The Myth of the Strong Leader: Political Leadership in the Modern Age
by Archie Brown

Brown’s core argument is that a strong leader–one who dominates subordinates and the policy-making process– s not necessarily a good one. Rather, an effective and transformational leader is one who uses collaboration, persuasion, and consensus among subordinates in order to set policy and provide a direction forward.

While The Myth of the Strong Leader focuses on political leadership, the cooperative leadership qualities identified by Brown can be applied in any setting:
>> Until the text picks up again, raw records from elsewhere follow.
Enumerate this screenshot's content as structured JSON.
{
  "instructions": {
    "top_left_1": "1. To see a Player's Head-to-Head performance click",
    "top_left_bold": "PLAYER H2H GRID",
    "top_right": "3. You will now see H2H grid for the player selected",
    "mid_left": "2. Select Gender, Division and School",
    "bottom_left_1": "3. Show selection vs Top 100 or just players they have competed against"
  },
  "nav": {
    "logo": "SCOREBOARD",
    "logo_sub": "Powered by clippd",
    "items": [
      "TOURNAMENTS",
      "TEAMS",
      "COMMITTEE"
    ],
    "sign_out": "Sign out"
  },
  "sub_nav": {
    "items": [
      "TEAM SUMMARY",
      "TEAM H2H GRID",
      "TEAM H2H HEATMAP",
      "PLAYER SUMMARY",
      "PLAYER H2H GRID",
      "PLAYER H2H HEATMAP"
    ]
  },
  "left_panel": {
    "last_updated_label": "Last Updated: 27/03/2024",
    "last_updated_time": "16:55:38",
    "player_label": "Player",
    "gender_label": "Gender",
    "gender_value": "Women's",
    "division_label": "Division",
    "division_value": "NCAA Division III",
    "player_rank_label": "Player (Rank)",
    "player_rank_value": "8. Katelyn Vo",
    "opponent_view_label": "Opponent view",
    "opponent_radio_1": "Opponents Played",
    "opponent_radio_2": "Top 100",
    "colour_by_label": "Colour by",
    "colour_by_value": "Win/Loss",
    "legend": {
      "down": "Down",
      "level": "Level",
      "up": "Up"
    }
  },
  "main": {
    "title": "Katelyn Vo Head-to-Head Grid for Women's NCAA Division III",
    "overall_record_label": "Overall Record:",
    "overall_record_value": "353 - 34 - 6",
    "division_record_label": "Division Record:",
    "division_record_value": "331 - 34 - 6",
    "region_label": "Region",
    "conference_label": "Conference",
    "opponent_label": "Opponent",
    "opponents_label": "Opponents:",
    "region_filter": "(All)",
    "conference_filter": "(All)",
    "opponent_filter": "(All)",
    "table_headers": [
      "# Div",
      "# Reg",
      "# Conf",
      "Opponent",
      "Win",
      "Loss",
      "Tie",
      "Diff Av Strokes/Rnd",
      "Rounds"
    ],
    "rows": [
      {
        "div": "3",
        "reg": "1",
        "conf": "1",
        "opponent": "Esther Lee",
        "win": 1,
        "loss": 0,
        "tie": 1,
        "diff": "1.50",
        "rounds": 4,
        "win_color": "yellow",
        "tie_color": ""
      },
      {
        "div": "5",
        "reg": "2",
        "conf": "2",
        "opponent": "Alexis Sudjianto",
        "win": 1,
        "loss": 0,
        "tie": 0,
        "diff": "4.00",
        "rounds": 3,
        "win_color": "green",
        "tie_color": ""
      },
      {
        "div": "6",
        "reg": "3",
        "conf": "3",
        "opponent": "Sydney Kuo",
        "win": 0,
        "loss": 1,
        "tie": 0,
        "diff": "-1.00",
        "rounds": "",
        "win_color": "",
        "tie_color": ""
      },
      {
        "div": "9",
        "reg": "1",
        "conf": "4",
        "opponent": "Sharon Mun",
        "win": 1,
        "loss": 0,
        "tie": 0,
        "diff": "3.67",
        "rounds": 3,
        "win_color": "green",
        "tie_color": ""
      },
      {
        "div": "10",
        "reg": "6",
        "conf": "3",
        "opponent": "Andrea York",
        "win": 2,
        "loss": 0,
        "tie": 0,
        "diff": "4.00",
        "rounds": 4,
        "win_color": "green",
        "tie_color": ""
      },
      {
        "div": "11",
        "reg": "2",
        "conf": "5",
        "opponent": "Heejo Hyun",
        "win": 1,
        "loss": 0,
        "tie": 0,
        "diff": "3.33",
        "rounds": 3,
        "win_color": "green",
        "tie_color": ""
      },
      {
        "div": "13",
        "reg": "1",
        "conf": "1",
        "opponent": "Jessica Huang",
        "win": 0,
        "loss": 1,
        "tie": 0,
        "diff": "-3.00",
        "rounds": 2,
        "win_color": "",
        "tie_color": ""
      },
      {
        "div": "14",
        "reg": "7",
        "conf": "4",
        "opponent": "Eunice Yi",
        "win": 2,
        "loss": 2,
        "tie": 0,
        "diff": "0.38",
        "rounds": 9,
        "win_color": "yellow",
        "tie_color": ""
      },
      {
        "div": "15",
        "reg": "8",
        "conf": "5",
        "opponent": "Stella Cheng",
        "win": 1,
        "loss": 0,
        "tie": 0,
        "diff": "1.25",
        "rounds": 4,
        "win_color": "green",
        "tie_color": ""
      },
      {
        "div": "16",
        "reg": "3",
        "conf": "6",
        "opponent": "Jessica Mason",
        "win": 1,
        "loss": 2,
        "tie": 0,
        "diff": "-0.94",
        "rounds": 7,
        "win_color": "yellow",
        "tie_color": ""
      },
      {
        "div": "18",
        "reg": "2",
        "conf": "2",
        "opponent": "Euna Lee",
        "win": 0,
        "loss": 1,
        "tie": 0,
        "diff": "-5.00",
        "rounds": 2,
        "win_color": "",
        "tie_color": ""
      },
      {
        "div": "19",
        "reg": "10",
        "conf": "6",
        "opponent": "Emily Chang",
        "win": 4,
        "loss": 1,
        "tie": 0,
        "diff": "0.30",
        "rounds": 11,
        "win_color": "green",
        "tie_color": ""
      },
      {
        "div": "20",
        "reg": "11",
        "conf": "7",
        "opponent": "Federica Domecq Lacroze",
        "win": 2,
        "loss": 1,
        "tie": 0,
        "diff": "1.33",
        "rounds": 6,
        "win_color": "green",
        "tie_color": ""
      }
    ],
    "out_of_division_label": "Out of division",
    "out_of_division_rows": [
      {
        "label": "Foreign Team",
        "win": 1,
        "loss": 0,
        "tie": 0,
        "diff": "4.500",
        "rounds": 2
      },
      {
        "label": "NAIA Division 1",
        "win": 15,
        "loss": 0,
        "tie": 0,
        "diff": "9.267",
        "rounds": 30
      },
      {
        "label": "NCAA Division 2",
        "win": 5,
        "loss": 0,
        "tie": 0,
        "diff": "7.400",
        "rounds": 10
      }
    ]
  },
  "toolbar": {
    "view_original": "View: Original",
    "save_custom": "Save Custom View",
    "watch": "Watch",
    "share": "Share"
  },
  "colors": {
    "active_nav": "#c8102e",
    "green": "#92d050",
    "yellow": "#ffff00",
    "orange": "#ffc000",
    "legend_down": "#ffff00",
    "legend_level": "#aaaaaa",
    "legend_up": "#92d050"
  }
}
  • Create the vision;
  • Implement the vision through effective teams which have bought into the goals set as well as the process in getting there;
  • Know both your subject matter and the people in your sphere;
  • Use power and persuasion in calculated ways;
  • Listen to outside expert advice (i.e., do not come to believe you know best on all accounts);
  • Court those who oppose you (although that may mean overlooking some of their worst faults); and
  • Do not quash the minority for the will of the majority.

Brown concludes that people are more secure under leaders who take the necessary time to come to informed decisions about how to react in complex situations compared to those who act swiftly, thinking they know more than they really do.

Brown, Archie. The myth of the strong leader: Political leadership in the modern age. Basic Books (AZ), 2014.